A man caught driving over the white line in the middle of the road gave all of his documents by order of an officer who did not show him any identification, only said his name was Captain Imran. By law, a person is not to be separated from his ID, but this did not deter that officer who took his ID and all the rest of his papers, including car registration etc. He was told to come and get back his papers at the DCO and then at the police station. His friend came with him to the police station, and also gave him both the LEAP number and Sylvia’s.

A person in a wheelchair did not wish to explain to us exactly what his problem was. He said that he was told to wait because the computers were not working, although others were coming out of the offices with their papers… He said someone was helping him.

Someone told us about a man who was told to turn back home at the checkpoint, after having crossed without any problems for the past 3 months. He has not idea why he is suddenly blacklisted. The soldier told him he could not say why the man was prevented, since the computer was stuck. He also saw people coming out of the offices with their papers (out of the computer)/

A man in a wheelchair, an amputee, must reach the hospital. He says that he is often ordered to get out of the wheelchair and stand (how?) while the wheelchair is inspected by a sniffer dog. The dog climbs on the seat and sniffs, leaving marks. By the way, dogs are considered unclean by Muslims. The man was also very bitter about the Palestinian Authority and the way they take care of problems.

Two men wish to go to Jordan. One has a seriously disabled child with a leak in his brain. He is paralyzed and cannot speak. Captain Omar who was at his home and saw the child told him that after seeing the state the child was in, there would be no problem passing him into Jordan. He, his wife and the child showed up at the Jordan River crossing at 3 a.m. and were sent back home. He was told twice that there would be no problem, but was turned back each time.
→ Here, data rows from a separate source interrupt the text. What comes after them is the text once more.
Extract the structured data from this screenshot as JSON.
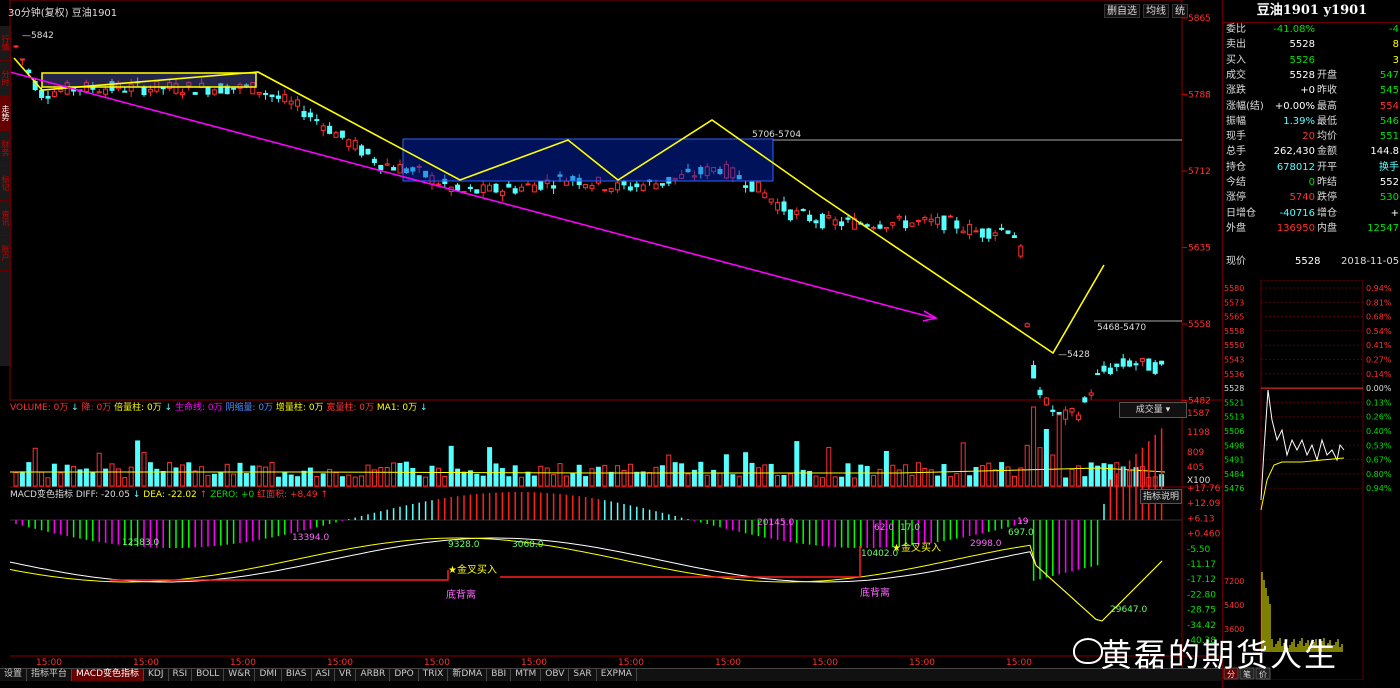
{
  "header": {
    "title": "30分钟(复权)  豆油1901",
    "toolbar": [
      "删自选",
      "均线",
      "统"
    ]
  },
  "sidebar": [
    "行情",
    "分时",
    "走势",
    "财务",
    "标记",
    "资讯",
    "账户"
  ],
  "price_axis": [
    "5865",
    "5788",
    "5712",
    "5635",
    "5558",
    "5482"
  ],
  "annotations": {
    "high_label": "5842",
    "range_label_1": "5706-5704",
    "range_label_2": "5468-5470",
    "low_label": "5428",
    "golden_cross_1": "★金叉买入",
    "golden_cross_2": "★金叉买入",
    "divergence_1": "底背离",
    "divergence_2": "底背离"
  },
  "volume_panel": {
    "legend": [
      {
        "text": "VOLUME: 0万",
        "color": "#ff3030"
      },
      {
        "text": "↓",
        "color": "#54ffff"
      },
      {
        "text": "降: 0万",
        "color": "#ff3030"
      },
      {
        "text": "倍量柱: 0万",
        "color": "#ffff00"
      },
      {
        "text": "↓",
        "color": "#54ffff"
      },
      {
        "text": "生命线: 0万",
        "color": "#ff00ff"
      },
      {
        "text": "阴缩量: 0万",
        "color": "#4a8cff"
      },
      {
        "text": "增量柱: 0万",
        "color": "#ffff00"
      },
      {
        "text": "宽量柱: 0万",
        "color": "#ff3030"
      },
      {
        "text": "MA1: 0万",
        "color": "#ffff00"
      },
      {
        "text": "↓",
        "color": "#54ffff"
      }
    ],
    "button": "成交量",
    "axis": [
      "1587",
      "1198",
      "809",
      "405",
      "X100"
    ]
  },
  "macd_panel": {
    "legend": [
      {
        "text": "MACD变色指标",
        "color": "#ddd"
      },
      {
        "text": "DIFF: -20.05",
        "color": "#ddd"
      },
      {
        "text": "↓",
        "color": "#54ffff"
      },
      {
        "text": "DEA: -22.02",
        "color": "#ffff00"
      },
      {
        "text": "↑",
        "color": "#ff3030"
      },
      {
        "text": "ZERO: +0",
        "color": "#00e000"
      },
      {
        "text": "红面积: +8.49",
        "color": "#ff3030"
      },
      {
        "text": "↑",
        "color": "#ff3030"
      }
    ],
    "button": "指标说明",
    "axis": [
      "+17.76",
      "+12.09",
      "+6.13",
      "+0.460",
      "-5.50",
      "-11.17",
      "-17.12",
      "-22.80",
      "-28.75",
      "-34.42",
      "-40.38"
    ],
    "values": [
      "12583.0",
      "13394.0",
      "9328.0",
      "3068.0",
      "20145.0",
      "62.0",
      "17.0",
      "10402.0",
      "2998.0",
      "19",
      "697.0",
      "29647.0"
    ]
  },
  "time_labels": [
    "15:00",
    "15:00",
    "15:00",
    "15:00",
    "15:00",
    "15:00",
    "15:00",
    "15:00",
    "15:00",
    "15:00",
    "15:00"
  ],
  "bottom_tabs": [
    "设置",
    "指标平台",
    "MACD变色指标",
    "KDJ",
    "RSI",
    "BOLL",
    "W&R",
    "DMI",
    "BIAS",
    "ASI",
    "VR",
    "ARBR",
    "DPO",
    "TRIX",
    "新DMA",
    "BBI",
    "MTM",
    "OBV",
    "SAR",
    "EXPMA"
  ],
  "quote": {
    "title": "豆油1901 y1901",
    "rows": [
      {
        "l": "委比",
        "v": "-41.08%",
        "vc": "green",
        "l2": "",
        "v2": "-4",
        "v2c": "green"
      },
      {
        "l": "卖出",
        "v": "5528",
        "vc": "white",
        "l2": "",
        "v2": "8",
        "v2c": "yellow"
      },
      {
        "l": "买入",
        "v": "5526",
        "vc": "green",
        "l2": "",
        "v2": "3",
        "v2c": "yellow"
      },
      {
        "l": "成交",
        "v": "5528",
        "vc": "white",
        "l2": "开盘",
        "v2": "547",
        "v2c": "green"
      },
      {
        "l": "涨跌",
        "v": "+0",
        "vc": "white",
        "l2": "昨收",
        "v2": "545",
        "v2c": "green"
      },
      {
        "l": "涨幅(结)",
        "v": "+0.00%",
        "vc": "white",
        "l2": "最高",
        "v2": "554",
        "v2c": "red"
      },
      {
        "l": "振幅",
        "v": "1.39%",
        "vc": "cyan",
        "l2": "最低",
        "v2": "546",
        "v2c": "green"
      },
      {
        "l": "现手",
        "v": "20",
        "vc": "red",
        "l2": "均价",
        "v2": "551",
        "v2c": "green"
      },
      {
        "l": "总手",
        "v": "262,430",
        "vc": "white",
        "l2": "金额",
        "v2": "144.8",
        "v2c": "white"
      },
      {
        "l": "持仓",
        "v": "678012",
        "vc": "cyan",
        "l2": "开平",
        "v2": "换手",
        "v2c": "cyan"
      },
      {
        "l": "今结",
        "v": "0",
        "vc": "green",
        "l2": "昨结",
        "v2": "552",
        "v2c": "white"
      },
      {
        "l": "涨停",
        "v": "5740",
        "vc": "red",
        "l2": "跌停",
        "v2": "530",
        "v2c": "green"
      },
      {
        "l": "日增仓",
        "v": "-40716",
        "vc": "cyan",
        "l2": "增仓",
        "v2": "+",
        "v2c": "white"
      },
      {
        "l": "外盘",
        "v": "136950",
        "vc": "red",
        "l2": "内盘",
        "v2": "12547",
        "v2c": "green"
      }
    ],
    "last_row": {
      "l": "现价",
      "price": "5528",
      "time": "2018-11-05,"
    },
    "mini_axis_left": [
      "5580",
      "5573",
      "5565",
      "5558",
      "5550",
      "5543",
      "5536",
      "5528",
      "5521",
      "5513",
      "5506",
      "5498",
      "5491",
      "5484",
      "5476"
    ],
    "mini_axis_right": [
      "0.94%",
      "0.81%",
      "0.68%",
      "0.54%",
      "0.41%",
      "0.27%",
      "0.14%",
      "0.00%",
      "0.13%",
      "0.26%",
      "0.40%",
      "0.53%",
      "0.67%",
      "0.80%",
      "0.94%"
    ],
    "vol_axis": [
      "7200",
      "5400",
      "3600"
    ],
    "bottom_tabs": [
      "分",
      "笔",
      "价"
    ]
  },
  "watermark": "黄磊的期货人生"
}
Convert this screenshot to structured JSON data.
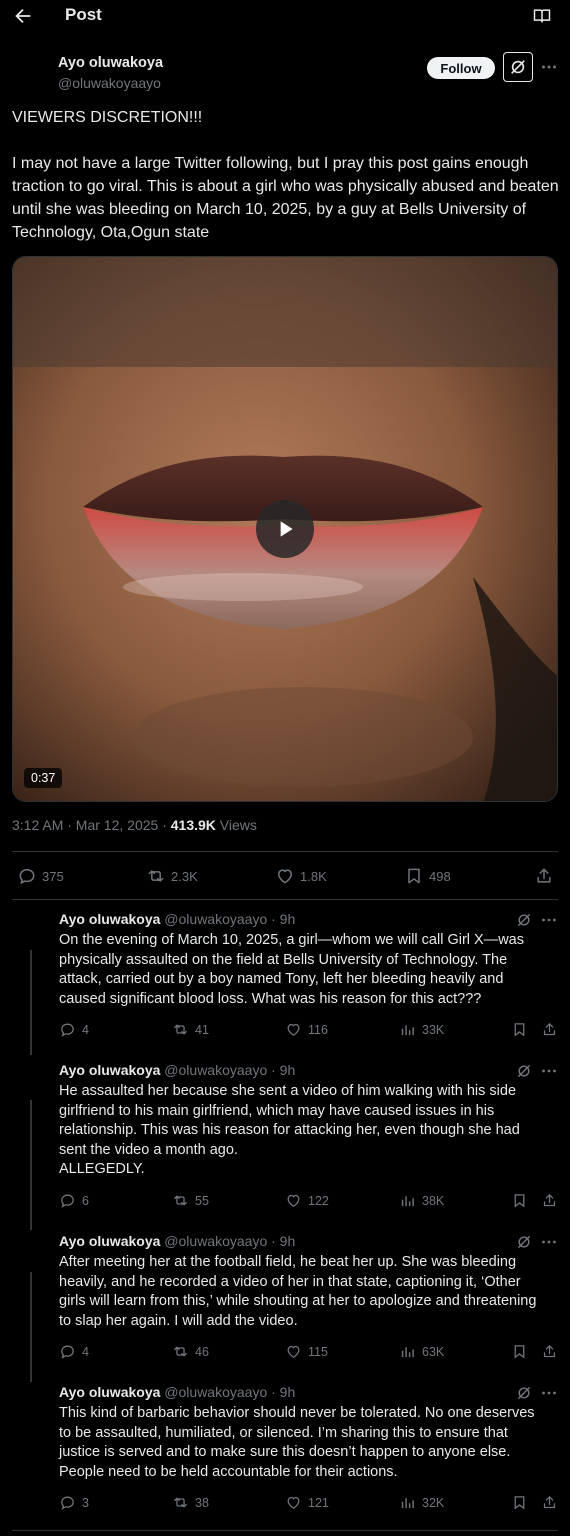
{
  "header": {
    "title": "Post"
  },
  "post": {
    "author_name": "Ayo oluwakoya",
    "author_handle": "@oluwakoyaayo",
    "follow_label": "Follow",
    "text_line1": "VIEWERS DISCRETION!!!",
    "text_para2": "I may not have a large Twitter following, but I pray this post gains enough traction to go viral. This is about a girl who was physically abused and beaten until she was bleeding on March 10, 2025, by a guy at Bells University of Technology, Ota,Ogun state",
    "video_duration": "0:37",
    "time": "3:12 AM · Mar 12, 2025 · ",
    "views_count": "413.9K",
    "views_label": " Views",
    "stats": {
      "replies": "375",
      "reposts": "2.3K",
      "likes": "1.8K",
      "bookmarks": "498"
    }
  },
  "replies": [
    {
      "name": "Ayo oluwakoya",
      "meta": " @oluwakoyaayo · 9h",
      "lines": [
        "On the evening of March 10, 2025, a girl—whom we will call Girl X—was",
        "physically assaulted on the field at Bells University of Technology. The",
        "attack, carried out by a boy named Tony, left her bleeding heavily and",
        "caused significant blood loss. What was his reason for this act???"
      ],
      "stats": {
        "replies": "4",
        "reposts": "41",
        "likes": "116",
        "views": "33K"
      }
    },
    {
      "name": "Ayo oluwakoya",
      "meta": " @oluwakoyaayo · 9h",
      "lines": [
        "He assaulted her because she sent a video of him walking with his side",
        "girlfriend to his main girlfriend, which may have caused issues in his",
        "relationship. This was his reason for attacking her, even though she had",
        "sent the video a month ago.",
        "ALLEGEDLY."
      ],
      "stats": {
        "replies": "6",
        "reposts": "55",
        "likes": "122",
        "views": "38K"
      }
    },
    {
      "name": "Ayo oluwakoya",
      "meta": " @oluwakoyaayo · 9h",
      "lines": [
        "After meeting her at the football field, he beat her up. She was bleeding",
        "heavily, and he recorded a video of her in that state, captioning it, ‘Other",
        "girls will learn from this,’ while shouting at her to apologize and threatening",
        "to slap her again. I will add the video."
      ],
      "stats": {
        "replies": "4",
        "reposts": "46",
        "likes": "115",
        "views": "63K"
      }
    },
    {
      "name": "Ayo oluwakoya",
      "meta": " @oluwakoyaayo · 9h",
      "lines": [
        "This kind of barbaric behavior should never be tolerated. No one deserves",
        "to be assaulted, humiliated, or silenced. I’m sharing this to ensure that",
        "justice is served and to make sure this doesn’t happen to anyone else.",
        "People need to be held accountable for their actions."
      ],
      "stats": {
        "replies": "3",
        "reposts": "38",
        "likes": "121",
        "views": "32K"
      }
    }
  ]
}
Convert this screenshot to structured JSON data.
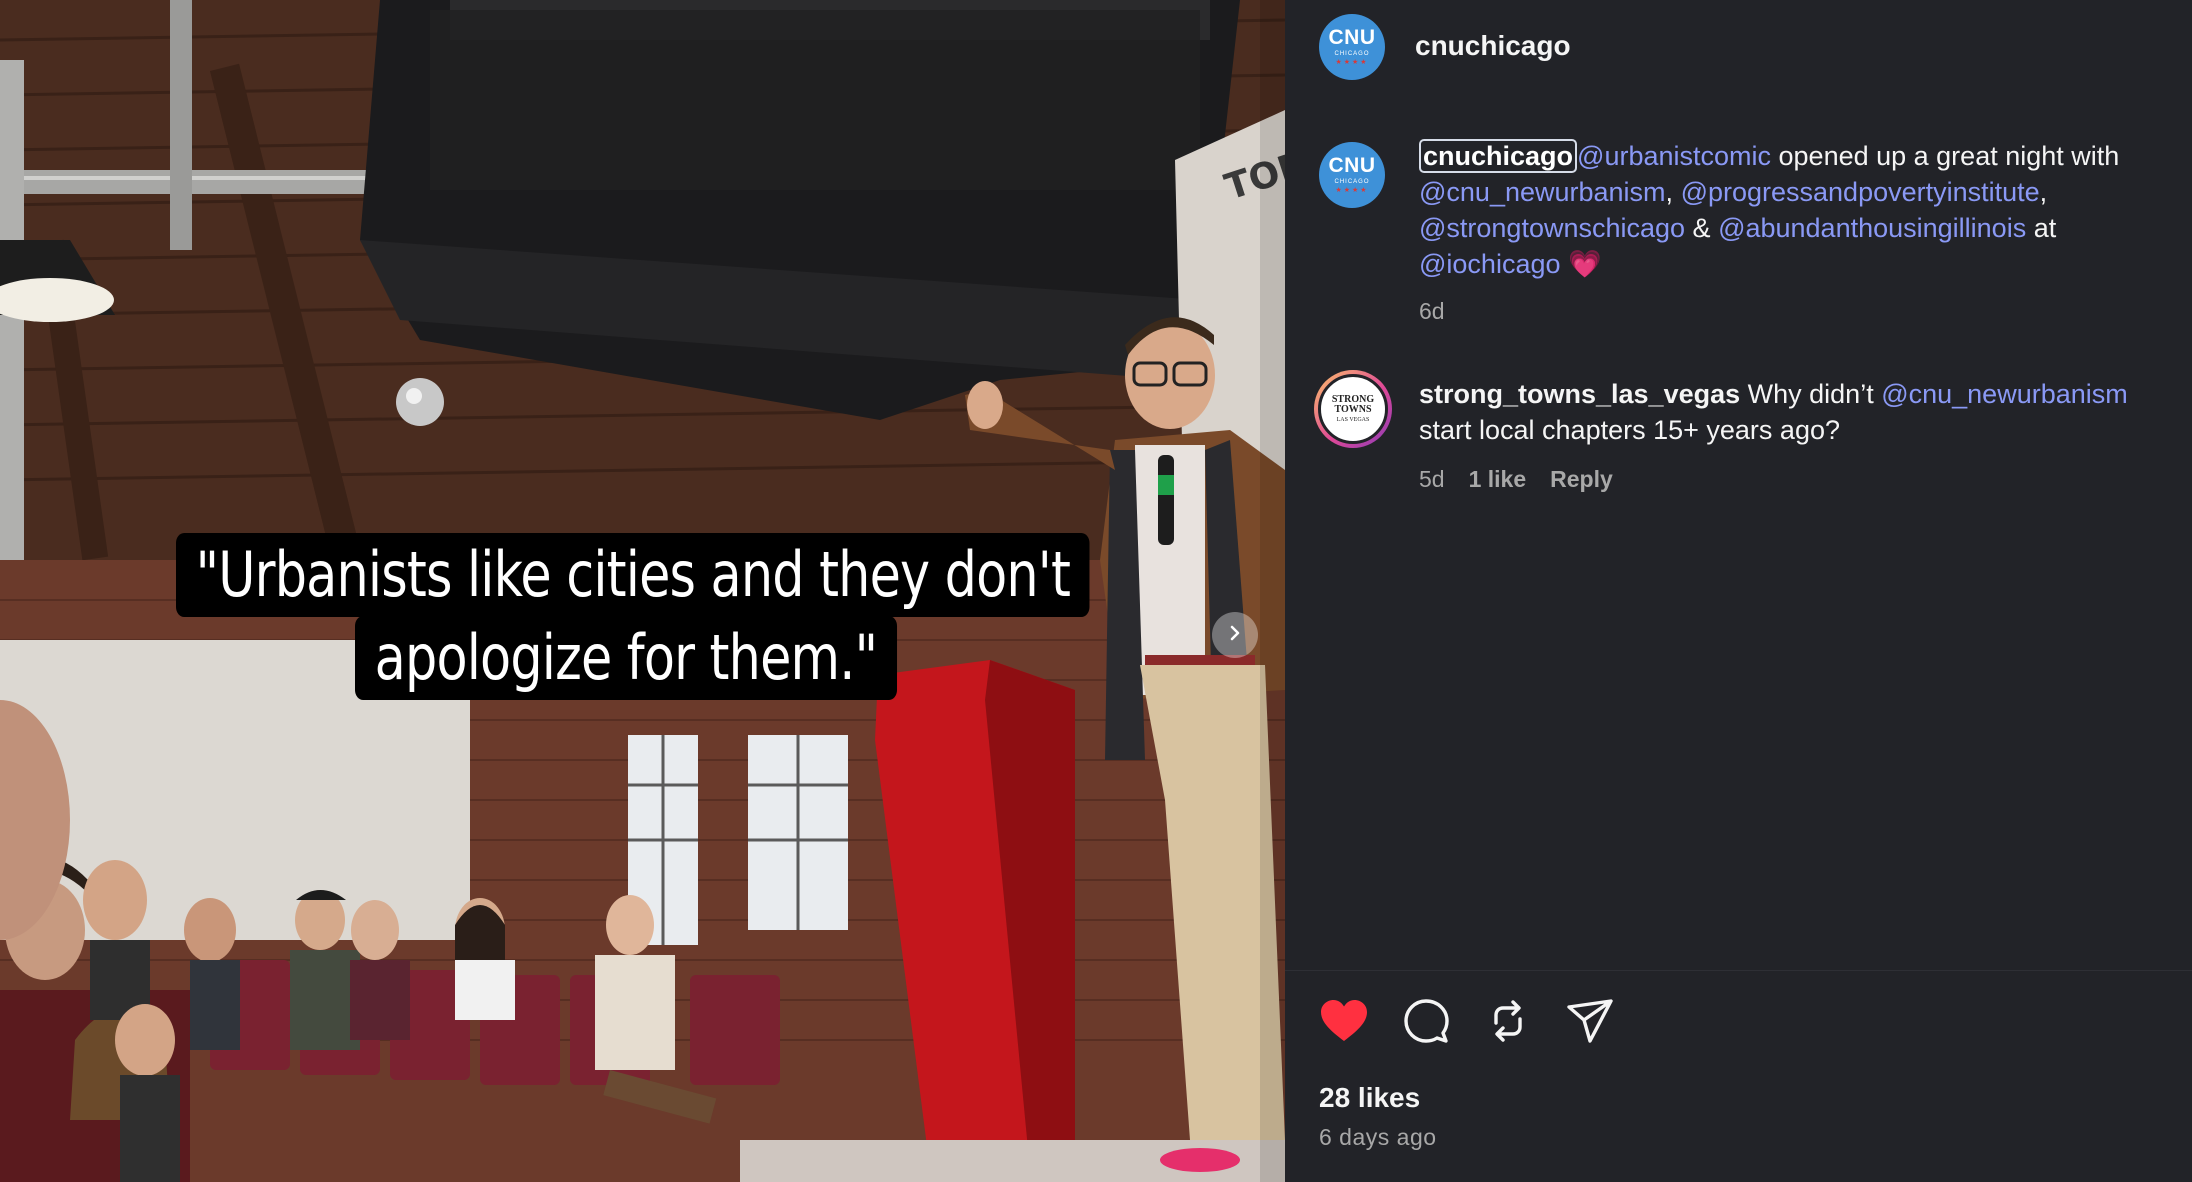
{
  "post": {
    "username": "cnuchicago",
    "avatar": {
      "main": "CNU",
      "sub": "CHICAGO",
      "stars": "★★★★"
    },
    "photo_caption": {
      "line1": "\"Urbanists like cities and they don't",
      "line2": "apologize for them.\""
    },
    "caption": {
      "username": "cnuchicago",
      "m1": "@urbanistcomic",
      "t1": " opened up a great night with ",
      "m2": "@cnu_newurbanism",
      "t2": ", ",
      "m3": "@progressandpovertyinstitute",
      "t3": ", ",
      "m4": "@strongtownschicago",
      "t4": " & ",
      "m5": "@abundanthousingillinois",
      "t5": " at ",
      "m6": "@iochicago",
      "emoji": "💗",
      "time": "6d"
    },
    "comment": {
      "username": "strong_towns_las_vegas",
      "text_before": " Why didn’t ",
      "mention": "@cnu_newurbanism",
      "text_after": " start local chapters 15+ years ago?",
      "time": "5d",
      "likes": "1 like",
      "reply": "Reply",
      "avatar_text": "STRONG TOWNS",
      "avatar_sub": "LAS VEGAS"
    },
    "likes": "28 likes",
    "age": "6 days ago"
  },
  "colors": {
    "panel_bg": "#222328",
    "mention": "#8a99f5",
    "like_heart": "#ff3040",
    "muted_text": "#a8a8a8",
    "avatar_blue": "#3e91d8"
  },
  "icons": [
    "heart-icon",
    "comment-icon",
    "repost-icon",
    "share-icon",
    "chevron-right-icon"
  ]
}
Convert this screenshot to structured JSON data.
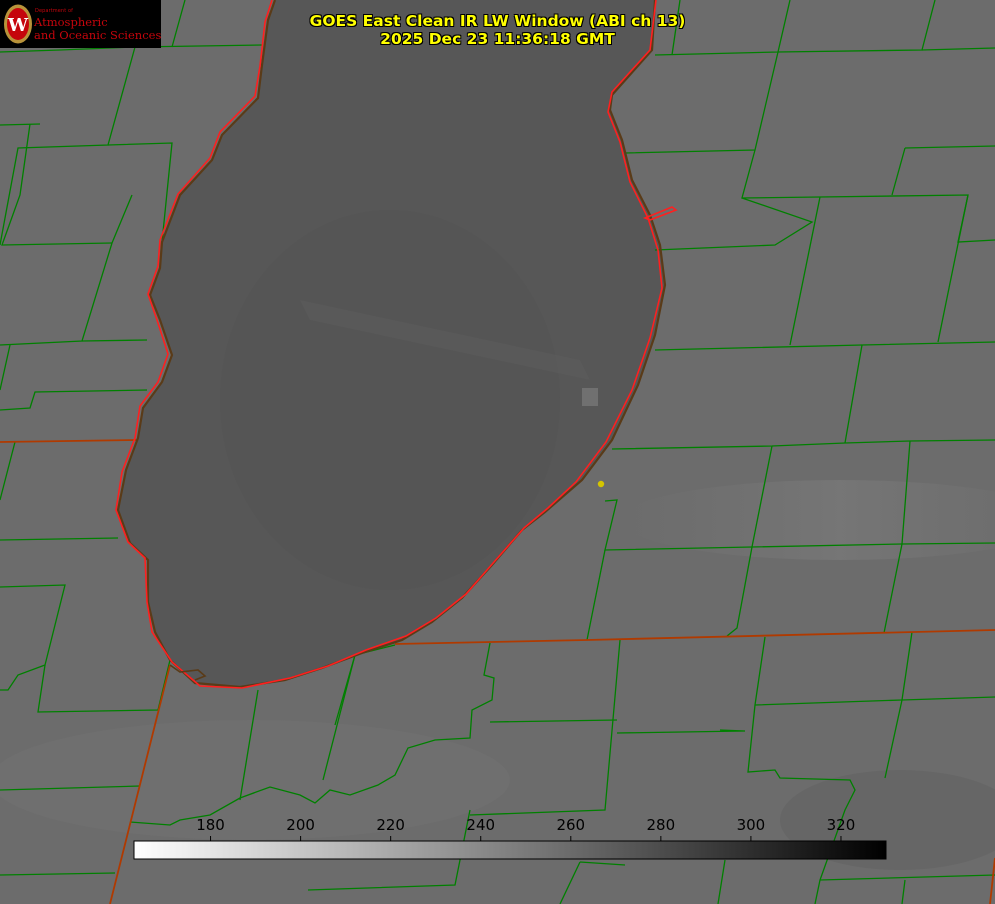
{
  "header": {
    "title": "GOES East Clean IR LW Window (ABI ch 13)",
    "timestamp": "2025 Dec 23 11:36:18 GMT"
  },
  "logo": {
    "department": "Department of",
    "line1": "Atmospheric",
    "line2": "and Oceanic Sciences",
    "seal_letter": "W"
  },
  "colorbar": {
    "ticks": [
      "180",
      "200",
      "220",
      "240",
      "260",
      "280",
      "300",
      "320"
    ],
    "tick_values": [
      180,
      200,
      220,
      240,
      260,
      280,
      300,
      320
    ],
    "range": [
      163,
      330
    ],
    "gradient_start": "#ffffff",
    "gradient_end": "#000000"
  },
  "colors": {
    "land": "#6e6e6e",
    "lake": "#565656",
    "county_lines": "#008000",
    "state_lines": "#b03a00",
    "shoreline_highres": "#ff1f1f",
    "title": "#ffff00",
    "marker": "#d4c400"
  }
}
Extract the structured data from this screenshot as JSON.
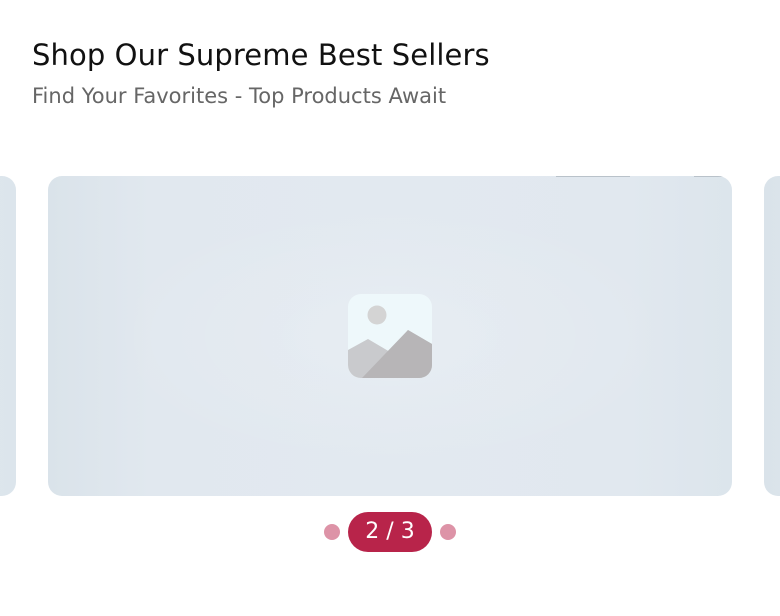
{
  "section": {
    "title": "Shop Our Supreme Best Sellers",
    "subtitle": "Find Your Favorites - Top Products Await"
  },
  "carousel": {
    "current_slide": 2,
    "total_slides": 3,
    "counter_text": "2 / 3",
    "icons": {
      "placeholder": "image-placeholder-icon"
    },
    "colors": {
      "accent": "#b8244a",
      "inactive_dot": "#dd93a7",
      "card_background": "#e1e8ef"
    }
  }
}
He keeps coming to the bridge and being sent back.

Another man wishes to make the religious pilgrimage with his mother, but since his father was a martyr (suicide comber?), he is refused passage.